"Small, individual narratives offer hope for the future when we see the grand designs of governments and ideologies," Snyder says. "That's what film is so good at doing -- engaging us in the emotional reality of these compelling stories."
Accordingly, VIFF will show Seeing Is Believing. The Canadian picture examines grassroots access to video and radio equipment in communities around the globe.
"The idea is how footage from ordinary people makes a difference in the pursuit of social justice," Snyder points out. "One example is [musician] Peter Gabriel's Witness Foundation, which sends camcorders all over the world. In the Philippines, the very presence of cameras has sometimes prevented death-squad violence."
Snyder, who heads the Burlington College cinema studies department, finds such developments intriguing. "If VIFF's mission is about how film can help encourage discourse, it's an important phenomenon to pay attention to," he suggests. "There aren't necessarily great aesthetic standards. What you gain, to offset that, is richness and variety from marginalized voices." A Friday panel discussion entitled "Reel Action for Real Democracy," at the Firehouse Center, will explore this theme.
Other talks on the schedule bring Glover's Peter Schumann to the Queen City. The Bread and Puppet Theater founder is participating in two Saturday chat sessions at City Hall Auditorium. Violin in hand, he'll give a 2 p.m. "fiddle lecture," followed by an "Arts and Activism" forum at 2:45.
Bread and Puppet has been at the forefront of progressive politics for decades. The same could be said of George and Sonia Cullinen, the Wilmington couple who launched VIFF in 1985 to counter the proliferation of nuclear weapons. They were inspired by their visit to a similar festival in Hiroshima. Dignitaries and filmmakers from the Japanese city regularly attend the Vermont gathering.
Sadly, in the last two years, the Cullinens both have joined that great protest march in the sky. But their legacy continues at the festival in such topical docs as Helen's War, about fellow longtime anti-nuclear activist Helen Caldicott.
On Sunday, Sonia will be one of two late VIFF champions to be honored: Her tribute is in the morning. An evening party to dedicate the Lorraine B. Good Room at the Firehouse Center celebrates a woman who helped spearhead the fest, first as the director and later as a board member.
George Cullinen was a filmmaker. Many of his Vermont counterparts will be in the 2004 festival spotlight. Ken Peck's The Old Intervale considers the historic and fertile Winooski River floodplain. Americanos, produced by Nectar's co-owner Chris Walsh, is a feature shot in Cuba that chronicles the travails of two Yankee cigar smugglers. Bush-B-Gone 2004: The Infomercial by Bill Kinzie is a 15-minute short about a clever voting initiative dreamed up by ice-cream mogul Ben Cohen.

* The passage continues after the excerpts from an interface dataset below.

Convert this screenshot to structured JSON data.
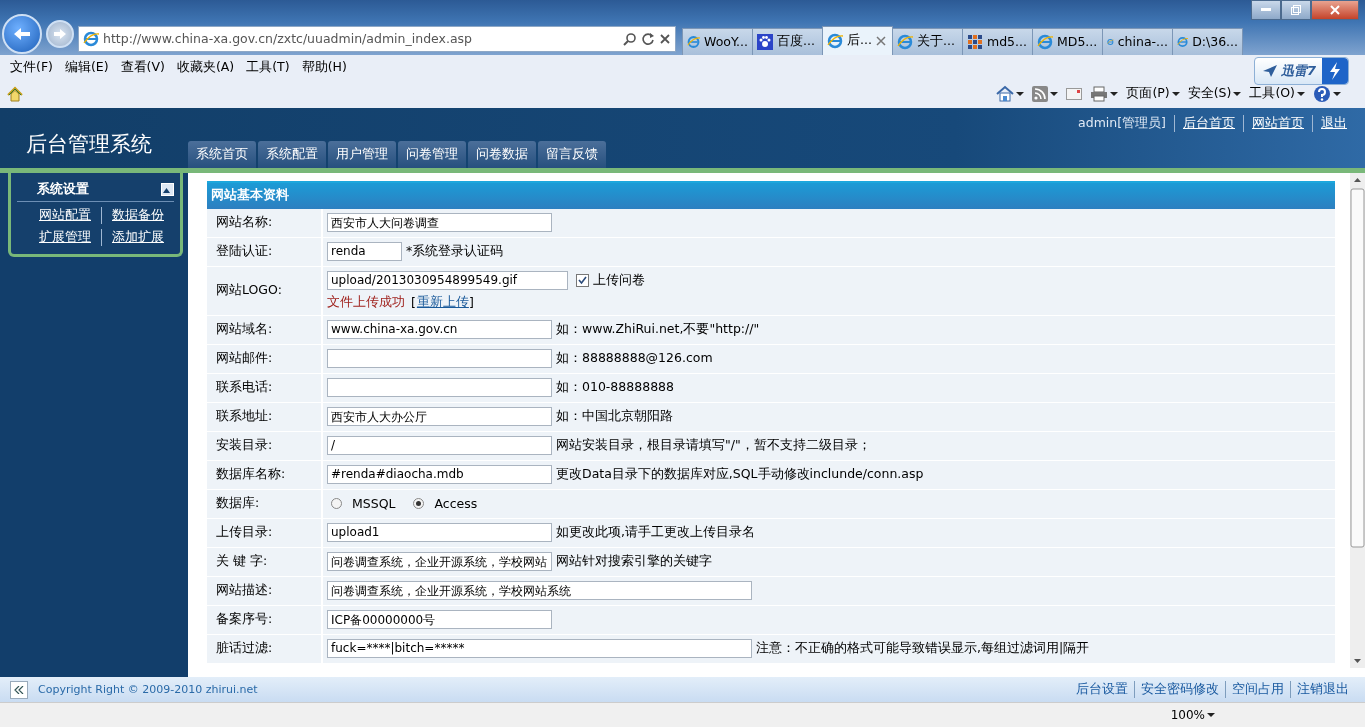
{
  "browser": {
    "address": "http://www.china-xa.gov.cn/zxtc/uuadmin/admin_index.asp",
    "tabs": [
      {
        "label": "WooY...",
        "selected": false
      },
      {
        "label": "百度...",
        "selected": false
      },
      {
        "label": "后...",
        "selected": true
      },
      {
        "label": "关于...",
        "selected": false
      },
      {
        "label": "md5...",
        "selected": false
      },
      {
        "label": "MD5...",
        "selected": false
      },
      {
        "label": "china-...",
        "selected": false
      },
      {
        "label": "D:\\36...",
        "selected": false
      }
    ],
    "addon_badge": "迅雷7",
    "menu": [
      "文件(F)",
      "编辑(E)",
      "查看(V)",
      "收藏夹(A)",
      "工具(T)",
      "帮助(H)"
    ],
    "command_menus": [
      "页面(P)",
      "安全(S)",
      "工具(O)"
    ]
  },
  "page": {
    "title": "后台管理系统",
    "user": "admin[管理员]",
    "header_links": [
      "后台首页",
      "网站首页",
      "退出"
    ],
    "nav_tabs": [
      {
        "label": "系统首页",
        "selected": false
      },
      {
        "label": "系统配置",
        "selected": false
      },
      {
        "label": "用户管理",
        "selected": false
      },
      {
        "label": "问卷管理",
        "selected": false
      },
      {
        "label": "问卷数据",
        "selected": false
      },
      {
        "label": "留言反馈",
        "selected": false
      }
    ],
    "sidebar": {
      "title": "系统设置",
      "expanded": true,
      "links": [
        "网站配置",
        "数据备份",
        "扩展管理",
        "添加扩展"
      ]
    },
    "form": {
      "title": "网站基本资料",
      "rows": [
        {
          "kind": "text",
          "label": "网站名称:",
          "value": "西安市人大问卷调查"
        },
        {
          "kind": "text",
          "label": "登陆认证:",
          "value": "renda",
          "hint": "*系统登录认证码"
        },
        {
          "kind": "upload",
          "label": "网站LOGO:",
          "value": "upload/2013030954899549.gif",
          "checkbox": {
            "label": "上传问卷",
            "checked": true
          },
          "status": "文件上传成功",
          "open_bracket": "[",
          "link": "重新上传",
          "close_bracket": "]"
        },
        {
          "kind": "text",
          "label": "网站域名:",
          "value": "www.china-xa.gov.cn",
          "hint": "如：www.ZhiRui.net,不要\"http://\""
        },
        {
          "kind": "text",
          "label": "网站邮件:",
          "hint": "如：88888888@126.com"
        },
        {
          "kind": "text",
          "label": "联系电话:",
          "hint": "如：010-88888888"
        },
        {
          "kind": "text",
          "label": "联系地址:",
          "value": "西安市人大办公厅",
          "hint": "如：中国北京朝阳路"
        },
        {
          "kind": "text",
          "label": "安装目录:",
          "value": "/",
          "hint": "网站安装目录，根目录请填写\"/\"，暂不支持二级目录；"
        },
        {
          "kind": "text",
          "label": "数据库名称:",
          "value": "#renda#diaocha.mdb",
          "hint": "更改Data目录下的数据库对应,SQL手动修改inclunde/conn.asp"
        },
        {
          "kind": "radio",
          "label": "数据库:",
          "options": [
            {
              "label": "MSSQL",
              "selected": false
            },
            {
              "label": "Access",
              "selected": true
            }
          ]
        },
        {
          "kind": "text",
          "label": "上传目录:",
          "value": "upload1",
          "hint": "如更改此项,请手工更改上传目录名"
        },
        {
          "kind": "text",
          "label": "关 键 字:",
          "value": "问卷调查系统，企业开源系统，学校网站",
          "hint": "网站针对搜索引擎的关键字"
        },
        {
          "kind": "text",
          "label": "网站描述:",
          "value": "问卷调查系统，企业开源系统，学校网站系统"
        },
        {
          "kind": "text",
          "label": "备案序号:",
          "value": "ICP备00000000号"
        },
        {
          "kind": "text",
          "label": "脏话过滤:",
          "value": "fuck=****|bitch=*****",
          "hint": "注意：不正确的格式可能导致错误显示,每组过滤词用|隔开"
        }
      ]
    },
    "footer": {
      "copyright": "Copyright Right © 2009-2010 zhirui.net",
      "links": [
        "后台设置",
        "安全密码修改",
        "空间占用",
        "注销退出"
      ]
    }
  },
  "status_bar": {
    "zoom": "100%"
  }
}
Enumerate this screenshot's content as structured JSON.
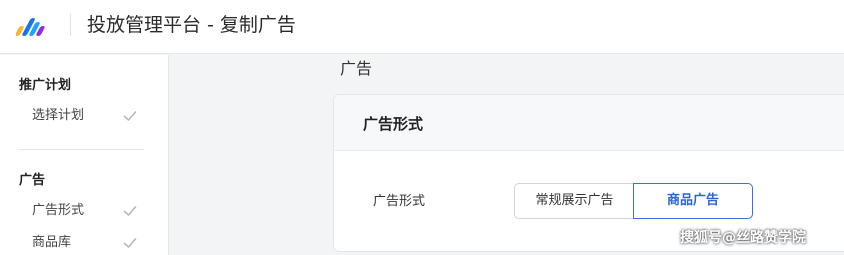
{
  "header": {
    "title": "投放管理平台 - 复制广告",
    "logo_colors": [
      "#f7b733",
      "#1a73e8",
      "#1aa3ff",
      "#8e2de2"
    ]
  },
  "sidebar": {
    "groups": [
      {
        "title": "推广计划",
        "items": [
          {
            "label": "选择计划",
            "icon": "check-icon"
          }
        ]
      },
      {
        "title": "广告",
        "items": [
          {
            "label": "广告形式",
            "icon": "check-icon"
          },
          {
            "label": "商品库",
            "icon": "check-icon"
          }
        ]
      }
    ]
  },
  "main": {
    "section_title": "广告",
    "card": {
      "title": "广告形式",
      "field_label": "广告形式",
      "options": [
        {
          "label": "常规展示广告",
          "selected": false
        },
        {
          "label": "商品广告",
          "selected": true
        }
      ]
    }
  },
  "watermark": "搜狐号@丝路赞学院",
  "colors": {
    "accent": "#2d64d8",
    "check": "#b8b8b8"
  }
}
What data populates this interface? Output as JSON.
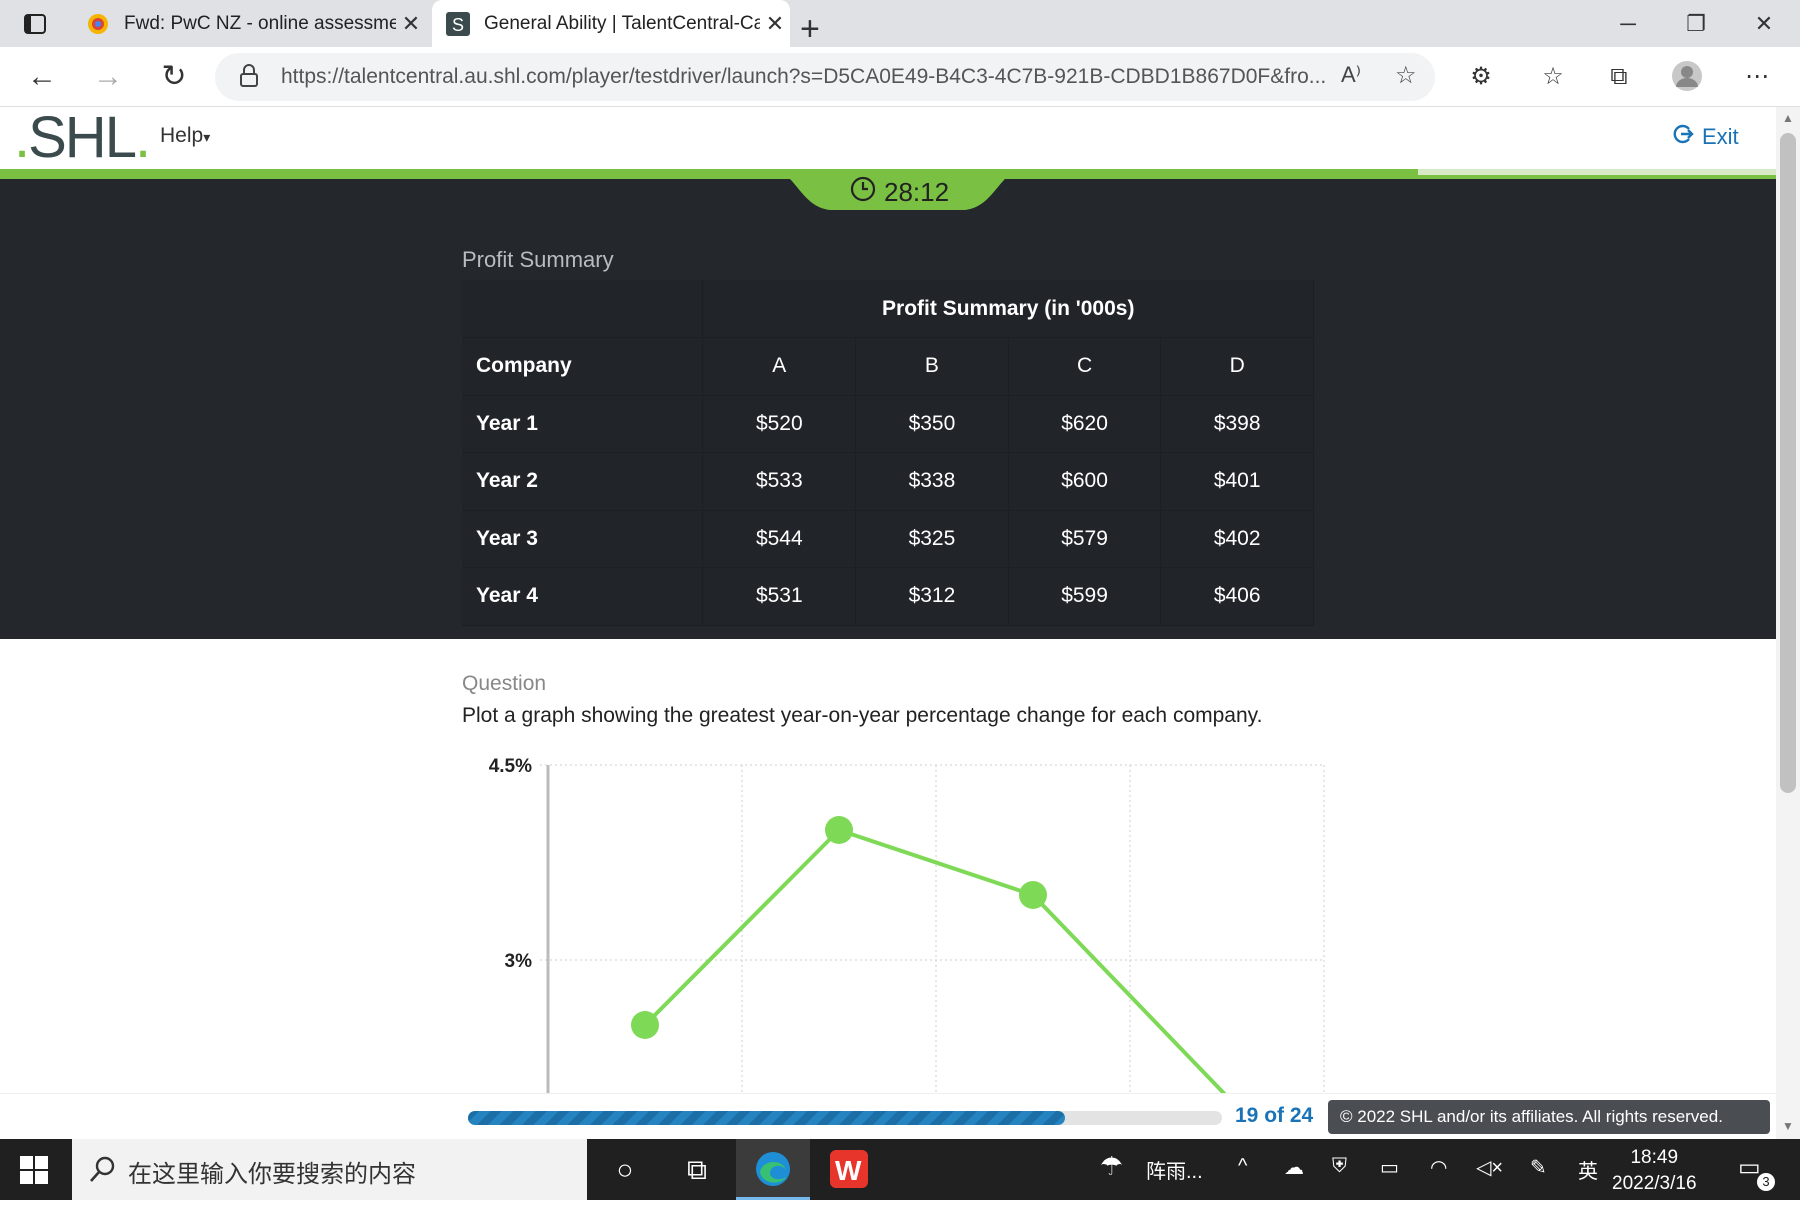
{
  "browser": {
    "tabs": [
      {
        "title": "Fwd: PwC NZ - online assessmen",
        "active": false
      },
      {
        "title": "General Ability | TalentCentral-Ca",
        "active": true
      }
    ],
    "url": "https://talentcentral.au.shl.com/player/testdriver/launch?s=D5CA0E49-B4C3-4C7B-921B-CDBD1B867D0F&fro..."
  },
  "shl": {
    "logo": "SHL",
    "help_label": "Help",
    "exit_label": "Exit",
    "timer": "28:12"
  },
  "panel": {
    "title": "Profit Summary",
    "table": {
      "caption": "Profit Summary (in '000s)",
      "row_header": "Company",
      "columns": [
        "A",
        "B",
        "C",
        "D"
      ],
      "rows": [
        {
          "label": "Year 1",
          "values": [
            "$520",
            "$350",
            "$620",
            "$398"
          ]
        },
        {
          "label": "Year 2",
          "values": [
            "$533",
            "$338",
            "$600",
            "$401"
          ]
        },
        {
          "label": "Year 3",
          "values": [
            "$544",
            "$325",
            "$579",
            "$402"
          ]
        },
        {
          "label": "Year 4",
          "values": [
            "$531",
            "$312",
            "$599",
            "$406"
          ]
        }
      ]
    }
  },
  "question": {
    "label": "Question",
    "text": "Plot a graph showing the greatest year-on-year percentage change for each company."
  },
  "chart_data": {
    "type": "line",
    "title": "",
    "xlabel": "",
    "ylabel": "",
    "ytick_labels": [
      "4.5%",
      "3%"
    ],
    "yticks": [
      4.5,
      3.0
    ],
    "ylim_visible": [
      1.95,
      4.5
    ],
    "x": [
      1,
      2,
      3,
      4
    ],
    "series": [
      {
        "values": [
          2.5,
          4.0,
          3.5,
          1.95
        ]
      }
    ],
    "grid": true,
    "color": "#7ed957"
  },
  "footer": {
    "progress_fraction": 0.792,
    "progress_text": "19 of 24",
    "copyright": "© 2022 SHL and/or its affiliates. All rights reserved."
  },
  "taskbar": {
    "search_placeholder": "在这里输入你要搜索的内容",
    "weather": "阵雨...",
    "ime": "英",
    "time": "18:49",
    "date": "2022/3/16",
    "notifications": "3"
  }
}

For many VIFF enthusiasts, the idea of regime change in Washington, D.C., is no joke.